App and web page records
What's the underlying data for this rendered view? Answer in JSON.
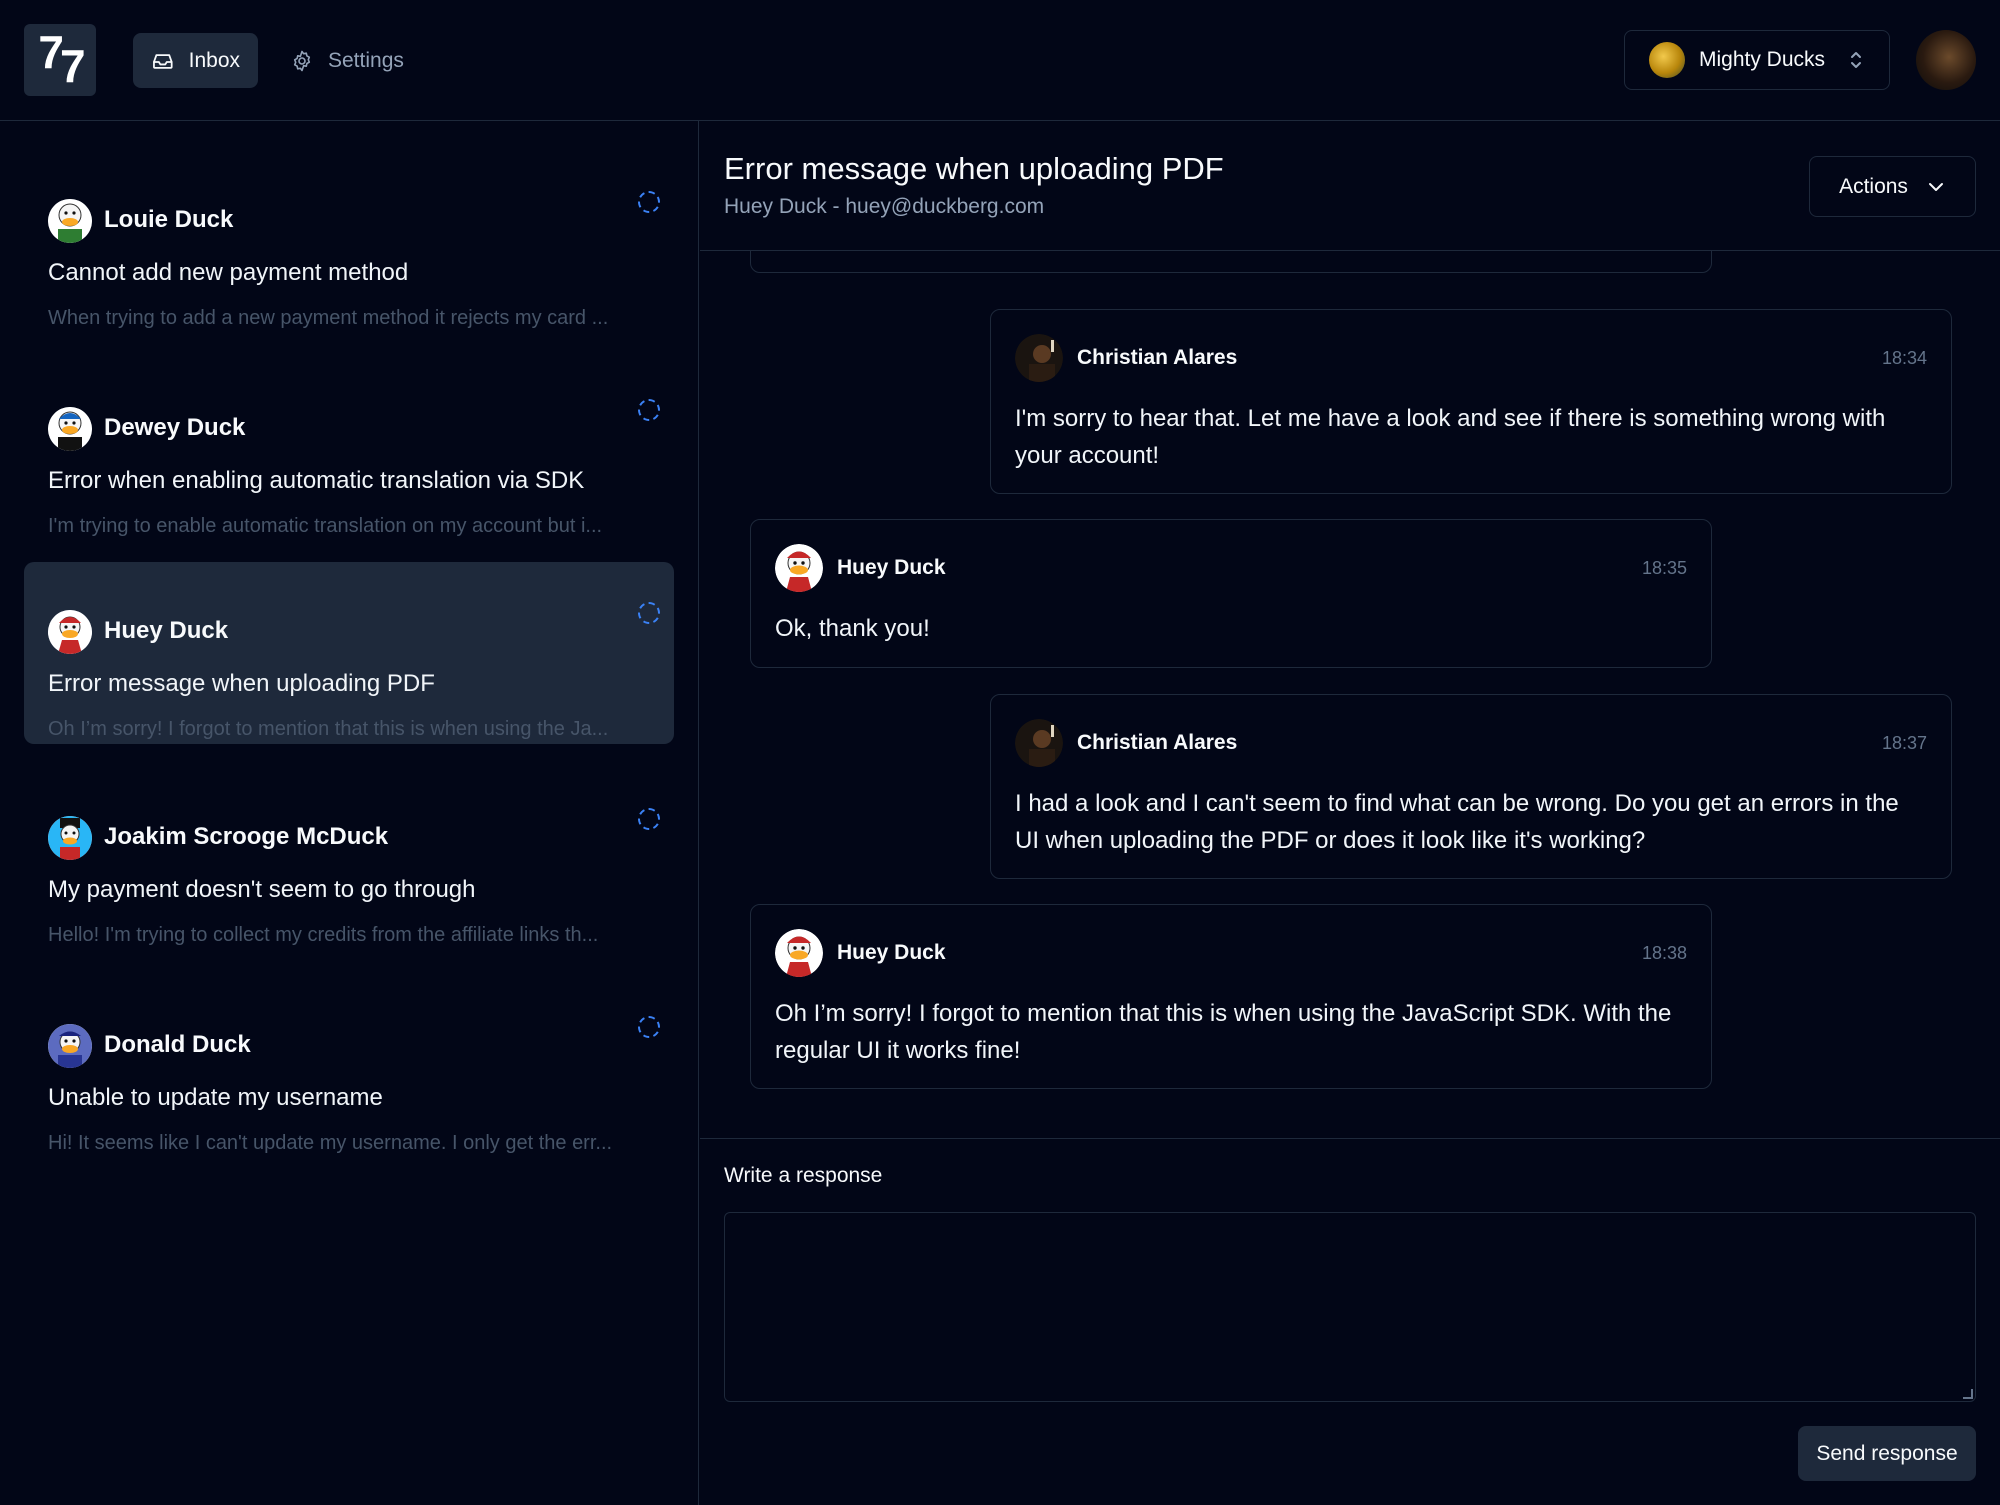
{
  "app": {
    "logo_text_1": "7",
    "logo_text_2": "7"
  },
  "nav": {
    "inbox_label": "Inbox",
    "settings_label": "Settings"
  },
  "team_switcher": {
    "label": "Mighty Ducks"
  },
  "tickets": [
    {
      "name": "Louie Duck",
      "subject": "Cannot add new payment method",
      "preview": "When trying to add a new payment method it rejects my card ...",
      "avatar_color": "#2e7d32"
    },
    {
      "name": "Dewey Duck",
      "subject": "Error when enabling automatic translation via SDK",
      "preview": "I'm trying to enable automatic translation on my account but i...",
      "avatar_color": "#1565c0"
    },
    {
      "name": "Huey Duck",
      "subject": "Error message when uploading PDF",
      "preview": "Oh I’m sorry! I forgot to mention that this is when using the Ja...",
      "avatar_color": "#c62828"
    },
    {
      "name": "Joakim Scrooge McDuck",
      "subject": "My payment doesn't seem to go through",
      "preview": "Hello! I'm trying to collect my credits from the affiliate links th...",
      "avatar_color": "#1e88e5"
    },
    {
      "name": "Donald Duck",
      "subject": "Unable to update my username",
      "preview": "Hi! It seems like I can't update my username. I only get the err...",
      "avatar_color": "#283593"
    }
  ],
  "conversation": {
    "title": "Error message when uploading PDF",
    "subtitle": "Huey Duck - huey@duckberg.com",
    "actions_label": "Actions",
    "messages": [
      {
        "author": "Christian Alares",
        "time": "18:34",
        "body": "I'm sorry to hear that. Let me have a look and see if there is something wrong with your account!"
      },
      {
        "author": "Huey Duck",
        "time": "18:35",
        "body": "Ok, thank you!"
      },
      {
        "author": "Christian Alares",
        "time": "18:37",
        "body": "I had a look and I can't seem to find what can be wrong. Do you get an errors in the UI when uploading the PDF or does it look like it's working?"
      },
      {
        "author": "Huey Duck",
        "time": "18:38",
        "body": "Oh I’m sorry! I forgot to mention that this is when using the JavaScript SDK. With the regular UI it works fine!"
      }
    ]
  },
  "reply": {
    "label": "Write a response",
    "value": "",
    "send_label": "Send response"
  },
  "colors": {
    "background": "#020617",
    "border": "#1e293b",
    "selected": "#1e293b",
    "status_ring": "#3b82f6",
    "muted_text": "#94a3b8"
  }
}
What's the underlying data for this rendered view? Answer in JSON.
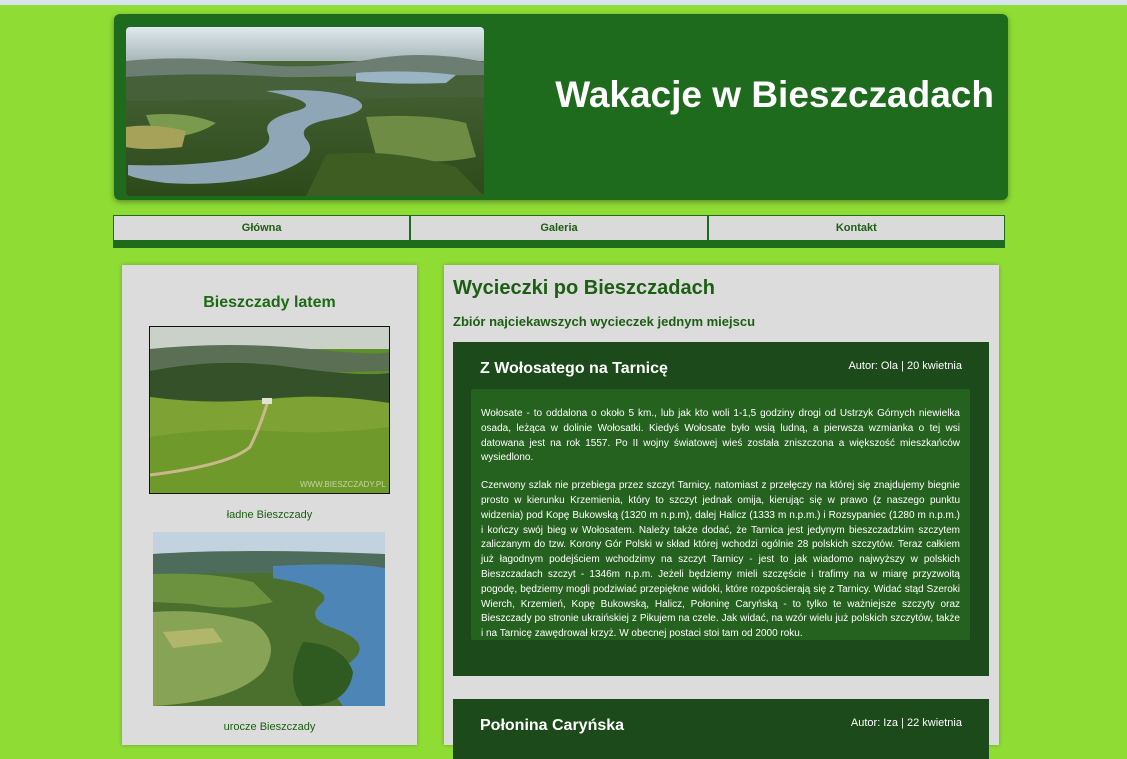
{
  "header": {
    "title": "Wakacje w Bieszczadach"
  },
  "nav": {
    "items": [
      {
        "label": "Główna"
      },
      {
        "label": "Galeria"
      },
      {
        "label": "Kontakt"
      }
    ]
  },
  "sidebar": {
    "title": "Bieszczady latem",
    "images": [
      {
        "caption": "ładne Bieszczady",
        "watermark": "WWW.BIESZCZADY.PL"
      },
      {
        "caption": "urocze Bieszczady"
      }
    ]
  },
  "main": {
    "title": "Wycieczki po Bieszczadach",
    "subtitle": "Zbiór najciekawszych wycieczek jednym miejscu",
    "articles": [
      {
        "title": "Z Wołosatego na Tarnicę",
        "meta": "Autor: Ola | 20 kwietnia",
        "paragraphs": [
          "Wołosate - to oddalona o około 5 km., lub jak kto woli 1-1,5 godziny drogi od Ustrzyk Górnych niewielka osada, leżąca w dolinie Wołosatki. Kiedyś Wołosate było wsią ludną, a pierwsza wzmianka o tej wsi datowana jest na rok 1557. Po II wojny światowej wieś została zniszczona a większość mieszkańców wysiedlono.",
          "Czerwony szlak nie przebiega przez szczyt Tarnicy, natomiast z przełęczy na której się znajdujemy biegnie prosto w kierunku Krzemienia, który to szczyt jednak omija, kierując się w prawo (z naszego punktu widzenia) pod Kopę Bukowską (1320 m n.p.m), dalej Halicz (1333 m n.p.m.) i Rozsypaniec (1280 m n.p.m.) i kończy swój bieg w Wołosatem. Należy także dodać, że Tarnica jest jedynym bieszczadzkim szczytem zaliczanym do tzw. Korony Gór Polski w skład której wchodzi ogólnie 28 polskich szczytów. Teraz całkiem już łagodnym podejściem wchodzimy na szczyt Tarnicy - jest to jak wiadomo najwyższy w polskich Bieszczadach szczyt - 1346m n.p.m. Jeżeli będziemy mieli szczęście i trafimy na w miarę przyzwoitą pogodę, będziemy mogli podziwiać przepiękne widoki, które rozpościerają się z Tarnicy. Widać stąd Szeroki Wierch, Krzemień, Kopę Bukowską, Halicz, Połoninę Caryńską - to tylko te ważniejsze szczyty oraz Bieszczady po stronie ukraińskiej z Pikujem na czele. Jak widać, na wzór wielu już polskich szczytów, także i na Tarnicę zawędrował krzyż. W obecnej postaci stoi tam od 2000 roku."
        ]
      },
      {
        "title": "Połonina Caryńska",
        "meta": "Autor: Iza | 22 kwietnia"
      }
    ]
  },
  "colors": {
    "page_bg": "#8fdc35",
    "header_bg": "#1f6b1e",
    "panel_bg": "#dcdcdc",
    "article_bg": "#1d4a1a",
    "article_body_bg": "#26621f",
    "accent_text": "#1c5e12"
  }
}
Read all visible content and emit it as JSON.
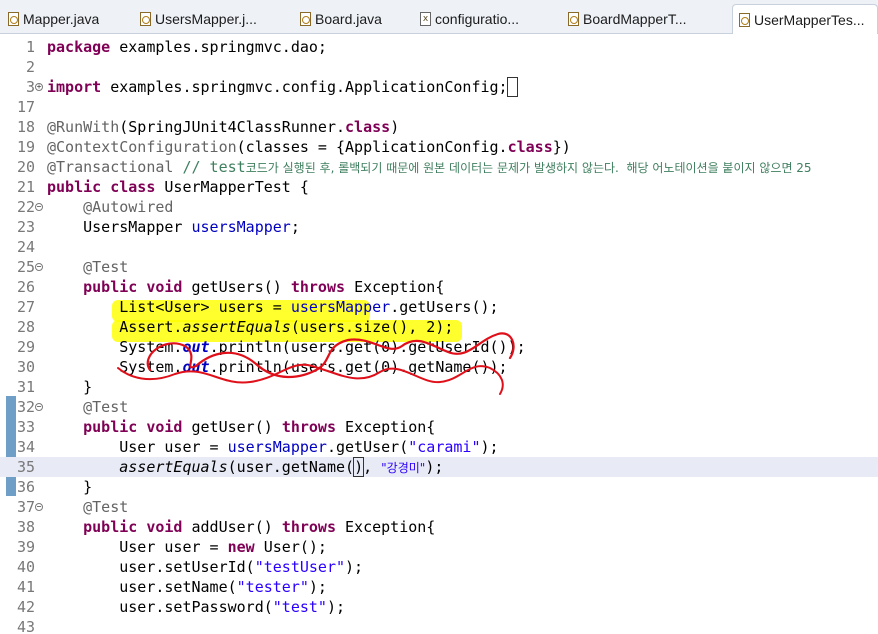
{
  "tabs": [
    {
      "label": "Mapper.java",
      "icon": "java-file-icon"
    },
    {
      "label": "UsersMapper.j...",
      "icon": "java-file-icon"
    },
    {
      "label": "Board.java",
      "icon": "java-file-icon"
    },
    {
      "label": "configuratio...",
      "icon": "xml-file-icon"
    },
    {
      "label": "BoardMapperT...",
      "icon": "java-file-icon"
    },
    {
      "label": "UserMapperTes...",
      "icon": "java-file-icon"
    }
  ],
  "editor": {
    "lines": [
      {
        "n": "1",
        "tokens": [
          {
            "t": "package ",
            "c": "kw"
          },
          {
            "t": "examples.springmvc.dao;"
          }
        ]
      },
      {
        "n": "2",
        "tokens": []
      },
      {
        "n": "3",
        "tokens": [
          {
            "t": "import ",
            "c": "kw"
          },
          {
            "t": "examples.springmvc.config.ApplicationConfig;"
          },
          {
            "t": " ",
            "c": "boxmark"
          }
        ]
      },
      {
        "n": "17",
        "tokens": []
      },
      {
        "n": "18",
        "tokens": [
          {
            "t": "@RunWith",
            "c": "an"
          },
          {
            "t": "(SpringJUnit4ClassRunner."
          },
          {
            "t": "class",
            "c": "kw"
          },
          {
            "t": ")"
          }
        ]
      },
      {
        "n": "19",
        "tokens": [
          {
            "t": "@ContextConfiguration",
            "c": "an"
          },
          {
            "t": "(classes = {ApplicationConfig."
          },
          {
            "t": "class",
            "c": "kw"
          },
          {
            "t": "})"
          }
        ]
      },
      {
        "n": "20",
        "tokens": [
          {
            "t": "@Transactional",
            "c": "an"
          },
          {
            "t": " // test",
            "c": "cm"
          },
          {
            "t": "코드가 실행된 후, 롤백되기 때문에 원본 데이터는 문제가 발생하지 않는다.  해당 어노테이션을 붙이지 않으면 25",
            "c": "cmk"
          }
        ]
      },
      {
        "n": "21",
        "tokens": [
          {
            "t": "public class ",
            "c": "kw"
          },
          {
            "t": "UserMapperTest {"
          }
        ]
      },
      {
        "n": "22",
        "tokens": [
          {
            "t": "    "
          },
          {
            "t": "@Autowired",
            "c": "an"
          }
        ]
      },
      {
        "n": "23",
        "tokens": [
          {
            "t": "    UsersMapper "
          },
          {
            "t": "usersMapper",
            "c": "fd"
          },
          {
            "t": ";"
          }
        ]
      },
      {
        "n": "24",
        "tokens": []
      },
      {
        "n": "25",
        "tokens": [
          {
            "t": "    "
          },
          {
            "t": "@Test",
            "c": "an"
          }
        ]
      },
      {
        "n": "26",
        "tokens": [
          {
            "t": "    "
          },
          {
            "t": "public void ",
            "c": "kw"
          },
          {
            "t": "getUsers() "
          },
          {
            "t": "throws ",
            "c": "kw"
          },
          {
            "t": "Exception{"
          }
        ]
      },
      {
        "n": "27",
        "tokens": [
          {
            "t": "        List<User> users = "
          },
          {
            "t": "usersMapper",
            "c": "fd"
          },
          {
            "t": ".getUsers();"
          }
        ]
      },
      {
        "n": "28",
        "tokens": [
          {
            "t": "        Assert."
          },
          {
            "t": "assertEquals",
            "c": "it"
          },
          {
            "t": "(users.size(), 2);"
          }
        ]
      },
      {
        "n": "29",
        "tokens": [
          {
            "t": "        System."
          },
          {
            "t": "out",
            "c": "sf"
          },
          {
            "t": ".println(users.get(0).getUserId());"
          }
        ]
      },
      {
        "n": "30",
        "tokens": [
          {
            "t": "        System."
          },
          {
            "t": "out",
            "c": "sf"
          },
          {
            "t": ".println(users.get(0).getName());"
          }
        ]
      },
      {
        "n": "31",
        "tokens": [
          {
            "t": "    }"
          }
        ]
      },
      {
        "n": "32",
        "tokens": [
          {
            "t": "    "
          },
          {
            "t": "@Test",
            "c": "an"
          }
        ]
      },
      {
        "n": "33",
        "tokens": [
          {
            "t": "    "
          },
          {
            "t": "public void ",
            "c": "kw"
          },
          {
            "t": "getUser() "
          },
          {
            "t": "throws ",
            "c": "kw"
          },
          {
            "t": "Exception{"
          }
        ]
      },
      {
        "n": "34",
        "tokens": [
          {
            "t": "        User user = "
          },
          {
            "t": "usersMapper",
            "c": "fd"
          },
          {
            "t": ".getUser("
          },
          {
            "t": "\"carami\"",
            "c": "st"
          },
          {
            "t": ");"
          }
        ]
      },
      {
        "n": "35",
        "tokens": [
          {
            "t": "        "
          },
          {
            "t": "assertEquals",
            "c": "it"
          },
          {
            "t": "(user.getName("
          },
          {
            "t": ")",
            "c": "boxmark"
          },
          {
            "t": ", "
          },
          {
            "t": "\"강경미\"",
            "c": "stk"
          },
          {
            "t": ");"
          }
        ]
      },
      {
        "n": "36",
        "tokens": [
          {
            "t": "    }"
          }
        ]
      },
      {
        "n": "37",
        "tokens": [
          {
            "t": "    "
          },
          {
            "t": "@Test",
            "c": "an"
          }
        ]
      },
      {
        "n": "38",
        "tokens": [
          {
            "t": "    "
          },
          {
            "t": "public void ",
            "c": "kw"
          },
          {
            "t": "addUser() "
          },
          {
            "t": "throws ",
            "c": "kw"
          },
          {
            "t": "Exception{"
          }
        ]
      },
      {
        "n": "39",
        "tokens": [
          {
            "t": "        User user = "
          },
          {
            "t": "new ",
            "c": "kw"
          },
          {
            "t": "User();"
          }
        ]
      },
      {
        "n": "40",
        "tokens": [
          {
            "t": "        user.setUserId("
          },
          {
            "t": "\"testUser\"",
            "c": "st"
          },
          {
            "t": ");"
          }
        ]
      },
      {
        "n": "41",
        "tokens": [
          {
            "t": "        user.setName("
          },
          {
            "t": "\"tester\"",
            "c": "st"
          },
          {
            "t": ");"
          }
        ]
      },
      {
        "n": "42",
        "tokens": [
          {
            "t": "        user.setPassword("
          },
          {
            "t": "\"test\"",
            "c": "st"
          },
          {
            "t": ");"
          }
        ]
      },
      {
        "n": "43",
        "tokens": []
      }
    ]
  }
}
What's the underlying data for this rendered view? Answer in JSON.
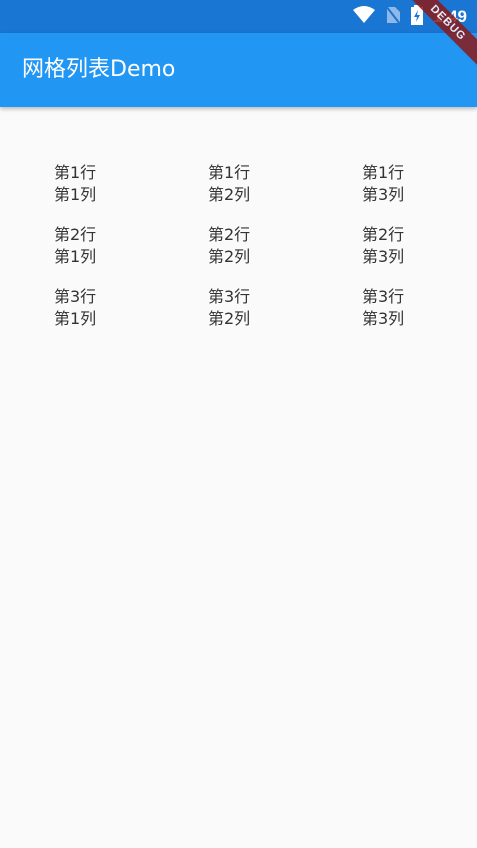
{
  "status_bar": {
    "time": "1:49",
    "icons": [
      "wifi-icon",
      "no-sim-icon",
      "battery-charging-icon"
    ]
  },
  "app_bar": {
    "title": "网格列表Demo",
    "debug_label": "DEBUG"
  },
  "grid": {
    "rows": [
      [
        {
          "line1": "第1行",
          "line2": "第1列"
        },
        {
          "line1": "第1行",
          "line2": "第2列"
        },
        {
          "line1": "第1行",
          "line2": "第3列"
        }
      ],
      [
        {
          "line1": "第2行",
          "line2": "第1列"
        },
        {
          "line1": "第2行",
          "line2": "第2列"
        },
        {
          "line1": "第2行",
          "line2": "第3列"
        }
      ],
      [
        {
          "line1": "第3行",
          "line2": "第1列"
        },
        {
          "line1": "第3行",
          "line2": "第2列"
        },
        {
          "line1": "第3行",
          "line2": "第3列"
        }
      ]
    ]
  },
  "colors": {
    "status_bar": "#1976d2",
    "app_bar": "#2196f3",
    "background": "#fafafa",
    "text": "#333333"
  }
}
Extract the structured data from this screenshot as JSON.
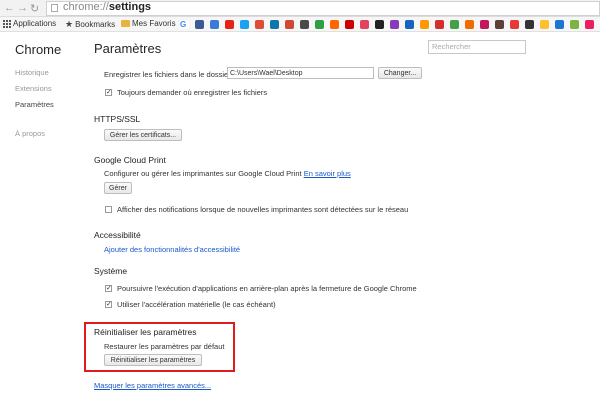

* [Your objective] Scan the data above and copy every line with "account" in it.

* [Reply]
      "preview": "I'm trying to enable automatic translation on my account but i...",
        "body": "I'm sorry to hear that. Let me have a look and see if there is something wrong with your account!"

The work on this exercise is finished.